## What you need to do
Your reply should be an exact copy of the lines from the one that holds "Convert this screenshot" to the end of the data below.

BEGIN Task input

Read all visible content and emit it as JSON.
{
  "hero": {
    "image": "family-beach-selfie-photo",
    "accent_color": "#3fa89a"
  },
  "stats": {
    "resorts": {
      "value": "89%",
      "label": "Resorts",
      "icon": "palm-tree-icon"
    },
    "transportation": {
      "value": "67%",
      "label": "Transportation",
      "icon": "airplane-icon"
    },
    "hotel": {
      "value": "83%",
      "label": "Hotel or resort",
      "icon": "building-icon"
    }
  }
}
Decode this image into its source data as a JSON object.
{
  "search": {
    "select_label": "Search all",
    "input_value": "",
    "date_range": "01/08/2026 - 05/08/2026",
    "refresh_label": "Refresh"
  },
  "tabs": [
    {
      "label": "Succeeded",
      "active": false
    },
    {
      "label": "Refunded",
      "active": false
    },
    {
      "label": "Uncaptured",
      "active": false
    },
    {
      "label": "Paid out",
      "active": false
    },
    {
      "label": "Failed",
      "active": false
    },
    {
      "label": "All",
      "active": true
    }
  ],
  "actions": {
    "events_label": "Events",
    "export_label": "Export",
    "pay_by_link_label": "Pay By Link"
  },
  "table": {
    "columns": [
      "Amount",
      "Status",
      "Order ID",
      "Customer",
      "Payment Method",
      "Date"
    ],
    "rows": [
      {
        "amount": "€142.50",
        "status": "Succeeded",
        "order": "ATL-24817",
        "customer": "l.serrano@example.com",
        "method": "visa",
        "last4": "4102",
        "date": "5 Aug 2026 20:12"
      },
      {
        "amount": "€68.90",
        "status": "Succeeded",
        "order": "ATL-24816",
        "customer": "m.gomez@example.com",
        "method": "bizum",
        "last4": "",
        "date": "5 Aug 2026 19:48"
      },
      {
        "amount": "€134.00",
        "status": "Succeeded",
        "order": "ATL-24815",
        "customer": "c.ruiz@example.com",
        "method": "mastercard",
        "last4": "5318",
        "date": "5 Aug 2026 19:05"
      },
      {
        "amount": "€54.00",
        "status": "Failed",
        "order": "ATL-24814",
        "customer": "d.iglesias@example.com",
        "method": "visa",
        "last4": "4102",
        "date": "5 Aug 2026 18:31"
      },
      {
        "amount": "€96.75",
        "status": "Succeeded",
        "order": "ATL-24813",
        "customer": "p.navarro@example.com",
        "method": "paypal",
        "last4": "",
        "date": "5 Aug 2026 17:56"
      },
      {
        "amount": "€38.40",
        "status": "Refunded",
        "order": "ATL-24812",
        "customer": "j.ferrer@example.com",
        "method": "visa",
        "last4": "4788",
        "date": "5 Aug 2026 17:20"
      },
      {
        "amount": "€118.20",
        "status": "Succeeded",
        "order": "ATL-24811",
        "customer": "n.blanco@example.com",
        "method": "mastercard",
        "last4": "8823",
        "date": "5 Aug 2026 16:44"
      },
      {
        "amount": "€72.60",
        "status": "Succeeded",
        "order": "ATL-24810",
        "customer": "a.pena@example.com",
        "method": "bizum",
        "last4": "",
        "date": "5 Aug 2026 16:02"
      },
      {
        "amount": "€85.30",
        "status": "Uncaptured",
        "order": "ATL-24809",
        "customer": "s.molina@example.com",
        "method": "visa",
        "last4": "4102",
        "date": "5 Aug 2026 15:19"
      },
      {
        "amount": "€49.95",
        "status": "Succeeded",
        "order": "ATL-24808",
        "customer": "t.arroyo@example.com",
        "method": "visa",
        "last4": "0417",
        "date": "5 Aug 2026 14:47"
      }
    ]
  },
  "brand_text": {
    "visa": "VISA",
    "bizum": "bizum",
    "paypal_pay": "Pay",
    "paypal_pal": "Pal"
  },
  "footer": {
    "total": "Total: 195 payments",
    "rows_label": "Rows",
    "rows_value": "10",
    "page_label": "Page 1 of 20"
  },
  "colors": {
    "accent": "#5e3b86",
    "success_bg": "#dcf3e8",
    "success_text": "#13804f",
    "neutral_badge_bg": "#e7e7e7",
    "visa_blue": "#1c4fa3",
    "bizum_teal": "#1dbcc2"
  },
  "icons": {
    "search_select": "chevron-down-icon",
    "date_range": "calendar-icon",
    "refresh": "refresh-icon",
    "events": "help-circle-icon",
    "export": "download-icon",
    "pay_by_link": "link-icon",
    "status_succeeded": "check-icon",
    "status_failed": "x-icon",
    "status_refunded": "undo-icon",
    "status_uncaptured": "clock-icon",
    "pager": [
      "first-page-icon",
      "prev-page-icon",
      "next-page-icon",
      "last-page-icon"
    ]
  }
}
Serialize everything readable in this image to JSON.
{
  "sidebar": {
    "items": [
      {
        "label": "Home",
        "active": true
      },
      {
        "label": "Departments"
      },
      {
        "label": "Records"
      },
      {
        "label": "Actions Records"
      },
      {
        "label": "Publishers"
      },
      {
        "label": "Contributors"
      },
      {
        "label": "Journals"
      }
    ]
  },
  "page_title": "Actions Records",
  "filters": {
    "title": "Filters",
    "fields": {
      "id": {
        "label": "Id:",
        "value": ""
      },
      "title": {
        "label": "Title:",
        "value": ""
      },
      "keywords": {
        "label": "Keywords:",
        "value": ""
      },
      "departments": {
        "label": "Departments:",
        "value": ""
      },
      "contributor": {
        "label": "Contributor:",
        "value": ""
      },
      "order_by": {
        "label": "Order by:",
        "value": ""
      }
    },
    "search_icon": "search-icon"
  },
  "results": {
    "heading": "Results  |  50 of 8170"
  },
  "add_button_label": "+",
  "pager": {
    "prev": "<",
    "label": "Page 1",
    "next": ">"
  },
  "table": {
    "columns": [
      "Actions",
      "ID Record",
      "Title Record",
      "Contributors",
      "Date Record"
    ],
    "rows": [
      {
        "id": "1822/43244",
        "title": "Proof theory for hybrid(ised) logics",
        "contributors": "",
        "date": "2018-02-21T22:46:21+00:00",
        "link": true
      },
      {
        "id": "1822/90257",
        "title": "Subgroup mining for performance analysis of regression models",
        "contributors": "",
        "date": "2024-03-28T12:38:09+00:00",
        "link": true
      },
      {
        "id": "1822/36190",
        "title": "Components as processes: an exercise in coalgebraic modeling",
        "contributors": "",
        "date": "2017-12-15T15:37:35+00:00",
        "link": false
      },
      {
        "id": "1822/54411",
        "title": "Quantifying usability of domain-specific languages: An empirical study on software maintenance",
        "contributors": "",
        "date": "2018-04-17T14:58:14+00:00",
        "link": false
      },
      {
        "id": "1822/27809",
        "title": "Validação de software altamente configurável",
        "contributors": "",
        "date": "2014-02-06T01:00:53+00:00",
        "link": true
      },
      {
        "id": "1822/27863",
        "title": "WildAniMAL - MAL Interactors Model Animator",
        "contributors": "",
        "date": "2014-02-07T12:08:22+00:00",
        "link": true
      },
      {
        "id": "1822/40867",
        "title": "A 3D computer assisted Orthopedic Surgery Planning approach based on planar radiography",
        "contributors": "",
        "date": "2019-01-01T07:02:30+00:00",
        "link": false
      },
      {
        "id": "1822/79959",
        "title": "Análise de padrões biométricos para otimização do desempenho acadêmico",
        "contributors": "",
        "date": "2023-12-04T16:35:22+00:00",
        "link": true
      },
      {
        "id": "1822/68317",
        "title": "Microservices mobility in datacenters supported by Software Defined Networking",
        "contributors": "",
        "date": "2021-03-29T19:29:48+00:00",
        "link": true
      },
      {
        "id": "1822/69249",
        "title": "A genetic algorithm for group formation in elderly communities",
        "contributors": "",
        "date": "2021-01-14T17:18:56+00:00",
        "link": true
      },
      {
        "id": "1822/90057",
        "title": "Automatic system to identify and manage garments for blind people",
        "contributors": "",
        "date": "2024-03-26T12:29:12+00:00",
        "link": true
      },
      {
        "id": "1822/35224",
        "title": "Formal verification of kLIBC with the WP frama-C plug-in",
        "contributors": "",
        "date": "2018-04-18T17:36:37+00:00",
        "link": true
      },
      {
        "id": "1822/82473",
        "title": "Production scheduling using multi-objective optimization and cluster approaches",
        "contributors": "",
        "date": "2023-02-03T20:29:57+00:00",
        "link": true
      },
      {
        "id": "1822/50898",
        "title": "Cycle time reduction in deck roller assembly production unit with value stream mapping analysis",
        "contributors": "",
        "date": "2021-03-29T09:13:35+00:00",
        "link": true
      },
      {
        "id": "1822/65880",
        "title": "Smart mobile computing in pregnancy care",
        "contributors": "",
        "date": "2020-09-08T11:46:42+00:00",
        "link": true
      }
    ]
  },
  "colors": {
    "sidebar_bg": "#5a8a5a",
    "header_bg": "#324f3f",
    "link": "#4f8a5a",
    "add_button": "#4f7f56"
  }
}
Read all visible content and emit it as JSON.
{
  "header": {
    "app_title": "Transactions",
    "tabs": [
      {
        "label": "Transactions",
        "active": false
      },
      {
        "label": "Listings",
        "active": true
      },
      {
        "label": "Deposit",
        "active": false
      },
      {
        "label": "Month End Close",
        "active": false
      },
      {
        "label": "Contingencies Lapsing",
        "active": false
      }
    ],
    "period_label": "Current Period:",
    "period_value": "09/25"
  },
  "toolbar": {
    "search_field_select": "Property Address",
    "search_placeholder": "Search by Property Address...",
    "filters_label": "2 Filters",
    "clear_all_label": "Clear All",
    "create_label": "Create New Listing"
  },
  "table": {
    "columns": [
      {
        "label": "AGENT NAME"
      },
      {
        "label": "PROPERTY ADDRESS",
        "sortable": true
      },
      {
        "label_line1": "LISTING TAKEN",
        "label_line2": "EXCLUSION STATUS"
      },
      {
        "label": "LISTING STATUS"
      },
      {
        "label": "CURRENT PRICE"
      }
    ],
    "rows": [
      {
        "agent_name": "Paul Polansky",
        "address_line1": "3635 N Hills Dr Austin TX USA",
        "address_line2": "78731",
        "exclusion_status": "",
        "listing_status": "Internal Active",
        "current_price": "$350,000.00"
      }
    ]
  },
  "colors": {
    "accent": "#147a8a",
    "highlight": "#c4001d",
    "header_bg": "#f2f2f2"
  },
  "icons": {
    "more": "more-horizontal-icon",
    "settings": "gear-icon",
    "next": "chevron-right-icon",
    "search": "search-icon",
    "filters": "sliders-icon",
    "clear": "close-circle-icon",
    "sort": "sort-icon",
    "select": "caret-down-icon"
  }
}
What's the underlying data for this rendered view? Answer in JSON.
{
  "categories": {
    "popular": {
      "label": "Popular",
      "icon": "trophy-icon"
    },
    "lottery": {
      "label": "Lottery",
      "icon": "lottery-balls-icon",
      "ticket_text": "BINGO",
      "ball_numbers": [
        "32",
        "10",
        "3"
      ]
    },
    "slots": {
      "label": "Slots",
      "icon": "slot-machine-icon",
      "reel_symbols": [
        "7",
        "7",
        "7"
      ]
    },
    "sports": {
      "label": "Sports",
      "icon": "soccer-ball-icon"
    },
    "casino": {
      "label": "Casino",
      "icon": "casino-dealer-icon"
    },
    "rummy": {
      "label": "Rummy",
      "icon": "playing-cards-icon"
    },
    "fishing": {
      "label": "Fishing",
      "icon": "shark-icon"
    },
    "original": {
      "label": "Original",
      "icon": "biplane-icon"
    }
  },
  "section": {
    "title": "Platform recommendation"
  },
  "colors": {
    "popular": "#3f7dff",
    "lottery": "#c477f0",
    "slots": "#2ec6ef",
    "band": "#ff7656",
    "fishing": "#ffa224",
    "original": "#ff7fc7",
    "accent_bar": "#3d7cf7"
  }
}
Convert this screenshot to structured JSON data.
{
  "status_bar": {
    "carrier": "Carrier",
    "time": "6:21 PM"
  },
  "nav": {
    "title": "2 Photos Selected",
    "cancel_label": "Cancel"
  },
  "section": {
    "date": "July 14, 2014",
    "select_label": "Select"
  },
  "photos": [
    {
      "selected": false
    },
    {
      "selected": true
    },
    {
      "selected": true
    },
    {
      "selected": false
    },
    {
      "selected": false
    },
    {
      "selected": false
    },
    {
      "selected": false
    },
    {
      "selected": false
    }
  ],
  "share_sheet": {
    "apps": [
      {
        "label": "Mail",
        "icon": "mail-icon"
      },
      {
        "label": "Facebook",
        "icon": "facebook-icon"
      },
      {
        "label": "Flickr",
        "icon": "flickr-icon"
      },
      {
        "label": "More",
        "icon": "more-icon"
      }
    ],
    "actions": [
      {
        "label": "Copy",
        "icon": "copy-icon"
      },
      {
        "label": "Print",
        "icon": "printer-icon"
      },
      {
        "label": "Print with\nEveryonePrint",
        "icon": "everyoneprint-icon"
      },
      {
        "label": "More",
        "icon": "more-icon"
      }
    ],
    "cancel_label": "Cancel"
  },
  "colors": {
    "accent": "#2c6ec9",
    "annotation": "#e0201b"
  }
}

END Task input

## Exercise result
Convert this screenshot to structured JSON data.
{
  "status_bar": {
    "carrier": "Carrier",
    "time": "6:21 PM"
  },
  "nav": {
    "title": "2 Photos Selected",
    "cancel_label": "Cancel"
  },
  "section": {
    "date": "July 14, 2014",
    "select_label": "Select"
  },
  "photos": [
    {
      "selected": false
    },
    {
      "selected": true
    },
    {
      "selected": true
    },
    {
      "selected": false
    },
    {
      "selected": false
    },
    {
      "selected": false
    },
    {
      "selected": false
    },
    {
      "selected": false
    }
  ],
  "share_sheet": {
    "apps": [
      {
        "label": "Mail",
        "icon": "mail-icon"
      },
      {
        "label": "Facebook",
        "icon": "facebook-icon"
      },
      {
        "label": "Flickr",
        "icon": "flickr-icon"
      },
      {
        "label": "More",
        "icon": "more-icon"
      }
    ],
    "actions": [
      {
        "label": "Copy",
        "icon": "copy-icon"
      },
      {
        "label": "Print",
        "icon": "printer-icon"
      },
      {
        "label": "Print with\nEveryonePrint",
        "icon": "everyoneprint-icon"
      },
      {
        "label": "More",
        "icon": "more-icon"
      }
    ],
    "cancel_label": "Cancel"
  },
  "colors": {
    "accent": "#2c6ec9",
    "annotation": "#e0201b"
  }
}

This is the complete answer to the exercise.